**Dataset extract**
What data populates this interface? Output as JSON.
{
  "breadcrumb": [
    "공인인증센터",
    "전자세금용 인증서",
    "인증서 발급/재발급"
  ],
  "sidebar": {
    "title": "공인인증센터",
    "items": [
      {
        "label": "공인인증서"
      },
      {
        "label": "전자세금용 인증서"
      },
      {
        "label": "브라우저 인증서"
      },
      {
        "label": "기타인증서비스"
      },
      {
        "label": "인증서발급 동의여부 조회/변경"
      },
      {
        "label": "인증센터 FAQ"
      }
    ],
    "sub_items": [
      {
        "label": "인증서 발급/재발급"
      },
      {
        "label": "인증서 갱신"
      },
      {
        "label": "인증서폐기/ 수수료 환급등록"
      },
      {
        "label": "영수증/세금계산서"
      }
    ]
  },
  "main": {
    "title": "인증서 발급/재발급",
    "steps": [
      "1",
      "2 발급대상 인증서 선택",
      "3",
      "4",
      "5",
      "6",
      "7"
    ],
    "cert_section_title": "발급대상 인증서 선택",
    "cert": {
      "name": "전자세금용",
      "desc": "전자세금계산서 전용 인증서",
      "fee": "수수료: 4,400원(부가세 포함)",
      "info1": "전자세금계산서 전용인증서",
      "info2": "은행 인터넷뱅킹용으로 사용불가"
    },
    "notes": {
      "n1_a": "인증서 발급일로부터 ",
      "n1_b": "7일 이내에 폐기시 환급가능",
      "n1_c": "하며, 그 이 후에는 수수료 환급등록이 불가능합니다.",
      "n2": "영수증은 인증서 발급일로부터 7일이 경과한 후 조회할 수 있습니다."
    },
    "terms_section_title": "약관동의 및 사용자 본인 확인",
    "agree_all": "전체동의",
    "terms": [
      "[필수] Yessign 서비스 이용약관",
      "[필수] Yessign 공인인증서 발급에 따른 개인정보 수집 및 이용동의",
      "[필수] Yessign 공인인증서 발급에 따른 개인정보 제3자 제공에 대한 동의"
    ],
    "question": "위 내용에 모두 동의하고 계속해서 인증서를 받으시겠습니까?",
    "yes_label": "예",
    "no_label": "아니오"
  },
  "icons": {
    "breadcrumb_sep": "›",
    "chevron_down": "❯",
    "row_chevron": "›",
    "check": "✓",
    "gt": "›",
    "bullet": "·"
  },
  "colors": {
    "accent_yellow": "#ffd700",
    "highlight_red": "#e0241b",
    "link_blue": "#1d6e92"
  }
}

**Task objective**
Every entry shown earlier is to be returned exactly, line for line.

**Answer**
What data populates this interface? Output as JSON.
{
  "breadcrumb": [
    "공인인증센터",
    "전자세금용 인증서",
    "인증서 발급/재발급"
  ],
  "sidebar": {
    "title": "공인인증센터",
    "items": [
      {
        "label": "공인인증서"
      },
      {
        "label": "전자세금용 인증서"
      },
      {
        "label": "브라우저 인증서"
      },
      {
        "label": "기타인증서비스"
      },
      {
        "label": "인증서발급 동의여부 조회/변경"
      },
      {
        "label": "인증센터 FAQ"
      }
    ],
    "sub_items": [
      {
        "label": "인증서 발급/재발급"
      },
      {
        "label": "인증서 갱신"
      },
      {
        "label": "인증서폐기/ 수수료 환급등록"
      },
      {
        "label": "영수증/세금계산서"
      }
    ]
  },
  "main": {
    "title": "인증서 발급/재발급",
    "steps": [
      "1",
      "2 발급대상 인증서 선택",
      "3",
      "4",
      "5",
      "6",
      "7"
    ],
    "cert_section_title": "발급대상 인증서 선택",
    "cert": {
      "name": "전자세금용",
      "desc": "전자세금계산서 전용 인증서",
      "fee": "수수료: 4,400원(부가세 포함)",
      "info1": "전자세금계산서 전용인증서",
      "info2": "은행 인터넷뱅킹용으로 사용불가"
    },
    "notes": {
      "n1_a": "인증서 발급일로부터 ",
      "n1_b": "7일 이내에 폐기시 환급가능",
      "n1_c": "하며, 그 이 후에는 수수료 환급등록이 불가능합니다.",
      "n2": "영수증은 인증서 발급일로부터 7일이 경과한 후 조회할 수 있습니다."
    },
    "terms_section_title": "약관동의 및 사용자 본인 확인",
    "agree_all": "전체동의",
    "terms": [
      "[필수] Yessign 서비스 이용약관",
      "[필수] Yessign 공인인증서 발급에 따른 개인정보 수집 및 이용동의",
      "[필수] Yessign 공인인증서 발급에 따른 개인정보 제3자 제공에 대한 동의"
    ],
    "question": "위 내용에 모두 동의하고 계속해서 인증서를 받으시겠습니까?",
    "yes_label": "예",
    "no_label": "아니오"
  },
  "icons": {
    "breadcrumb_sep": "›",
    "chevron_down": "❯",
    "row_chevron": "›",
    "check": "✓",
    "gt": "›",
    "bullet": "·"
  },
  "colors": {
    "accent_yellow": "#ffd700",
    "highlight_red": "#e0241b",
    "link_blue": "#1d6e92"
  }
}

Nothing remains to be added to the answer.